# -*- coding: utf-8 -*- # Generated by Django 1.9.4 on 2016-09-17 17:35 from __future__ import unicode_literals from django.db import migrations class Migration(migrations.Migration): dependencies = [ ('blog', '0001_initial'), ] operations = [ migrations.RunSQL( "CREATE INDEX i_active_posts ON posts(id) WHERE active", "DROP INDEX i_active_posts" ) ]
Unless you’re using Postgres for your database, you’ll need to install the sqlparse library, which allows Django to break the SQL strings into individual statements.
Running the Migrations
Running your migrations is easy:
$ ./manage.py migrate Operations to perform: Apply all migrations: blog, sessions, auth, contenttypes, admin Running migrations: Rendering model states... DONE Applying blog.0002_create_custom_index... OK
Unapplying migrations is also simple. Just provide the name of the app to migrate and the id of the migration you want to go to, or “zero” to reverse all migrations on that app:

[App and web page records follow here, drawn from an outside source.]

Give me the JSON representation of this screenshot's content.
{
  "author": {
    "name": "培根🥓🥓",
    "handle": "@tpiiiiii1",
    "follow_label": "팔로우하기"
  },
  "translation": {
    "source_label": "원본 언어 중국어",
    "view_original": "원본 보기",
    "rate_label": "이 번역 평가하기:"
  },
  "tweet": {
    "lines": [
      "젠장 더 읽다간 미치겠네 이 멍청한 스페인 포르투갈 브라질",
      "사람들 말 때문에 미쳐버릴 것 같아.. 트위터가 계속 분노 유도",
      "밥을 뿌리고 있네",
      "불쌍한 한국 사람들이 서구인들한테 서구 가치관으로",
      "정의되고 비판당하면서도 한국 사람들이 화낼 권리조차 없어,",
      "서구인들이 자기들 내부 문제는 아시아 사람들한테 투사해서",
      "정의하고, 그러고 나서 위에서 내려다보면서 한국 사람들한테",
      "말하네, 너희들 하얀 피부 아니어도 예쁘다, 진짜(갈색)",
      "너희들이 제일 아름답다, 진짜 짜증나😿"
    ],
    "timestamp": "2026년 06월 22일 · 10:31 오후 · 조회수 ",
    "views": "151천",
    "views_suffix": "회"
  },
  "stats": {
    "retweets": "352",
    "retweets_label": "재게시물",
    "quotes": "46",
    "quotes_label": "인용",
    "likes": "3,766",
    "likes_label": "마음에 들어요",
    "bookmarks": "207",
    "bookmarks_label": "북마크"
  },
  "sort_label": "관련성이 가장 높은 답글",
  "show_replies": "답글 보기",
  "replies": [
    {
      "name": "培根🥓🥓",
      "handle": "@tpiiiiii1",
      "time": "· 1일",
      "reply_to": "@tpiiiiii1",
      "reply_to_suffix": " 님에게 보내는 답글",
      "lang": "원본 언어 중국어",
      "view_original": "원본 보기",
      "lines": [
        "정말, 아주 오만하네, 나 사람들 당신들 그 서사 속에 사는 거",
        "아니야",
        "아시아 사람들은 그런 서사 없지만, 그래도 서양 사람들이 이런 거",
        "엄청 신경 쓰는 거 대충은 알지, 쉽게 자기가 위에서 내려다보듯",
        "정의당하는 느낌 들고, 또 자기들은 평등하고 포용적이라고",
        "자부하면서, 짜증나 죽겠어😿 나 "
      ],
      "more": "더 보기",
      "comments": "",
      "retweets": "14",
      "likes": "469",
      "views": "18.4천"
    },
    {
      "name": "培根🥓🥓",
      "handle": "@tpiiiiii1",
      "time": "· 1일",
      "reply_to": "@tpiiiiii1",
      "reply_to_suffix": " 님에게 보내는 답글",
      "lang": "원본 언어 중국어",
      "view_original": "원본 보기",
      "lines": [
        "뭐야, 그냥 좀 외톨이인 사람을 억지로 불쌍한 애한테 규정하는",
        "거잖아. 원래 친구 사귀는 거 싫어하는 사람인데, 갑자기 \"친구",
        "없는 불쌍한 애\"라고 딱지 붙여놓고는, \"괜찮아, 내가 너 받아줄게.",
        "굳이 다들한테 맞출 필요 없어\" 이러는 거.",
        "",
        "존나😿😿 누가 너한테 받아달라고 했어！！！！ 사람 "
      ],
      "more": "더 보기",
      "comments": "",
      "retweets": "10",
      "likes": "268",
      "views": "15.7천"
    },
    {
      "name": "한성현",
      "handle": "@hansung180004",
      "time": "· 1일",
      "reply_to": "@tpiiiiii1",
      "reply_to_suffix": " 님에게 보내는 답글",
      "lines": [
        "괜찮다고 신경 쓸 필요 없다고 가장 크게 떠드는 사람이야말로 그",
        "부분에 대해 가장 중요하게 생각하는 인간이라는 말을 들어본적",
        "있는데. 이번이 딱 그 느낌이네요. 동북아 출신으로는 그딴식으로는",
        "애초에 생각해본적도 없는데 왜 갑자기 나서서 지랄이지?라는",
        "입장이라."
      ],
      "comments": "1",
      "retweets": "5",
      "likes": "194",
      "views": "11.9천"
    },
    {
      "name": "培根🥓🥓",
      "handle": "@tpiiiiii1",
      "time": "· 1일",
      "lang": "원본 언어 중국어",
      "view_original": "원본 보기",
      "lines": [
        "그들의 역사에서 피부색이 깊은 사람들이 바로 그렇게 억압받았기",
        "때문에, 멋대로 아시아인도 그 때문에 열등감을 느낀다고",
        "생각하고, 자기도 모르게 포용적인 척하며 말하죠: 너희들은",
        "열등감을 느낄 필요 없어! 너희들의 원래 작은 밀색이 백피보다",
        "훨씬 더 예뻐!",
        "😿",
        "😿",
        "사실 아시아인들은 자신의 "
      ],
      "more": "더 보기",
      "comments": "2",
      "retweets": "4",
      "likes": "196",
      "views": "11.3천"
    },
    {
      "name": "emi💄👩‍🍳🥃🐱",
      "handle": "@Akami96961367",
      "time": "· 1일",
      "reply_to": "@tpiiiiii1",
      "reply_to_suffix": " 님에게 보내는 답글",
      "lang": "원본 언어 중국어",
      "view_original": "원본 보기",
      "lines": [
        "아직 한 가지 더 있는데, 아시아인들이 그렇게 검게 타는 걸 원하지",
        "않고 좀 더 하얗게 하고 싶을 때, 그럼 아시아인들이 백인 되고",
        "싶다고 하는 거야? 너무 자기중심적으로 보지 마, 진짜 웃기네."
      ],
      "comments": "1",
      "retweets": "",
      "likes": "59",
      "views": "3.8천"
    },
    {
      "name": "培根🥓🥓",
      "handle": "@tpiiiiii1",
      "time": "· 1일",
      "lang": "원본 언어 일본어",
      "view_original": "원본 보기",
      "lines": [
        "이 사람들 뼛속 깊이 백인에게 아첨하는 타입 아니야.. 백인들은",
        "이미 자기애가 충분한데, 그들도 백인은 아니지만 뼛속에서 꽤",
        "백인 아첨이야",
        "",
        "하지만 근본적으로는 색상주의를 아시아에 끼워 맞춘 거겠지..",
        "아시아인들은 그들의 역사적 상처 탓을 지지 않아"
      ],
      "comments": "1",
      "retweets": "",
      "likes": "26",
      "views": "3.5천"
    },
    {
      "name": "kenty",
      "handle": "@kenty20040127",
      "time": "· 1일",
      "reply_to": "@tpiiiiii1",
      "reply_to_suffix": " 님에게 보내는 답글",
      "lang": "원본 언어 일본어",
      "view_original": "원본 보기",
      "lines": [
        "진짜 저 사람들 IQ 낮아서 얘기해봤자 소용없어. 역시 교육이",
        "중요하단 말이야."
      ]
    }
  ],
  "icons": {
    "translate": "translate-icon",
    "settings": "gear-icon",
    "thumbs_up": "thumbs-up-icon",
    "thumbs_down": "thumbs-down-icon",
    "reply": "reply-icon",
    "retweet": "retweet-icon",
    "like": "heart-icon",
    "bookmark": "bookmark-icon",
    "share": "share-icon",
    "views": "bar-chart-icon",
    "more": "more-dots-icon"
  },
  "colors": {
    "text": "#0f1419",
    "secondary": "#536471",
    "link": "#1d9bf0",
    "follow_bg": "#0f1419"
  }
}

$./manage.py migrate blog 0001 Operations to perform: Target specific migration: 0001_initial, from blog Running migrations: Rendering model states... DONE Unapplying blog.0002_create_custom_index... OK
Hand-written migrations can be used for many other operations, including data migrations. Full documentation for migrations can be found in the Django documentation.
(This post originally covered South migrations and was updated by Phin Jensen to illustrate the now-native Django migrations.)